[Data records for software interfaces]
##########

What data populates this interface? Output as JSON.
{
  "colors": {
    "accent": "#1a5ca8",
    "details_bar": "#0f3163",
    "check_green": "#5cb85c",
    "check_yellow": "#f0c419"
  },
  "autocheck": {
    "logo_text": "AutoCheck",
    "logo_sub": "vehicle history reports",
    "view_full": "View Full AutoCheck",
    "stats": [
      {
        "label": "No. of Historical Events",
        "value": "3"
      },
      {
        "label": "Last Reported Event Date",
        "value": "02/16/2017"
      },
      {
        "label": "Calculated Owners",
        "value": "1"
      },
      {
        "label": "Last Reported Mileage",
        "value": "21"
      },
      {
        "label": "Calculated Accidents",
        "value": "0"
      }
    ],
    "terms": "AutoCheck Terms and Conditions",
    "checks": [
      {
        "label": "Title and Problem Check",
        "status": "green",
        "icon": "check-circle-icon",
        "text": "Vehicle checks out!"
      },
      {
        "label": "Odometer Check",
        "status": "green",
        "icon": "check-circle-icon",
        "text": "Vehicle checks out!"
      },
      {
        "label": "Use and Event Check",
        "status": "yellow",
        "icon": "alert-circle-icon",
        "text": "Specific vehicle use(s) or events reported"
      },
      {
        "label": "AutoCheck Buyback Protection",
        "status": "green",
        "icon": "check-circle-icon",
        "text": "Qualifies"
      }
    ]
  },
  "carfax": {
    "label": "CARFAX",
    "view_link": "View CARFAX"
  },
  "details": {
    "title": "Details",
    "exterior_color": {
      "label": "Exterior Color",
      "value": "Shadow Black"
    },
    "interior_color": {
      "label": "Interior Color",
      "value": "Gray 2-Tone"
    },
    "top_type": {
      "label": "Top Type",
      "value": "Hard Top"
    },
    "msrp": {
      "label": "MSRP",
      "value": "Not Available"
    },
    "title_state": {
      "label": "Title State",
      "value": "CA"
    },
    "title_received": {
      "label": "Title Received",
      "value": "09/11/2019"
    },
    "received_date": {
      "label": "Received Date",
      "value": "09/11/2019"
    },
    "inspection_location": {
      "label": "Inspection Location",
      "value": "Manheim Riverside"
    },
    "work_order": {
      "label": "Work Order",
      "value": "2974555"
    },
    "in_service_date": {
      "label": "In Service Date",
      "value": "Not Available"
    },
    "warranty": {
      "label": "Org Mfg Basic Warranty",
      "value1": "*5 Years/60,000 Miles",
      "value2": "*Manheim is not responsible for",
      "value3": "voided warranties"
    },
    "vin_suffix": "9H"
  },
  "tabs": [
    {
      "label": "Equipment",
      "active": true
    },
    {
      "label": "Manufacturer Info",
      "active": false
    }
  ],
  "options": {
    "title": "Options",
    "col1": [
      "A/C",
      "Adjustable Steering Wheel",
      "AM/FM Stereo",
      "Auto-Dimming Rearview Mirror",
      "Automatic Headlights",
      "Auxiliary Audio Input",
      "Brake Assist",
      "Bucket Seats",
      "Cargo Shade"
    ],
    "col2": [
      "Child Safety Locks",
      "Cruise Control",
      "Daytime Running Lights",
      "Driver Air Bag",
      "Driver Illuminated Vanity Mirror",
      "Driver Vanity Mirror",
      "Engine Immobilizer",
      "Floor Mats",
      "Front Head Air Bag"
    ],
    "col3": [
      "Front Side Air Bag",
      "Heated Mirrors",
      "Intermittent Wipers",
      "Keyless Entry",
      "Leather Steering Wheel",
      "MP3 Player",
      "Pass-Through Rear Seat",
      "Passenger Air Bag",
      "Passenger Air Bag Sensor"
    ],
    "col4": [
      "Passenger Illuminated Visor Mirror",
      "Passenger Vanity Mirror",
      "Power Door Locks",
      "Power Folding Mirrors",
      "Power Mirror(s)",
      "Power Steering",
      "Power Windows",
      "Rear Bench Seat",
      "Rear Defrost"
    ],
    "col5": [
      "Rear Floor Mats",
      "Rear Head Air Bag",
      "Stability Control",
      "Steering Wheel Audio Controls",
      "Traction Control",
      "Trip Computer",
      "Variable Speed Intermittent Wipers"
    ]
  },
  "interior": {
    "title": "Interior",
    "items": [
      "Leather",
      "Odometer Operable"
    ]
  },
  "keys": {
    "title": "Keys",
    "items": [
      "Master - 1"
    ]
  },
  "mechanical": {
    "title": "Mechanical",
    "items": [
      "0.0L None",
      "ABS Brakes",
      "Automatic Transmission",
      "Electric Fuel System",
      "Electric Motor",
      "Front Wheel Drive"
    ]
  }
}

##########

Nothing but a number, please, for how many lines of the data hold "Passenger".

4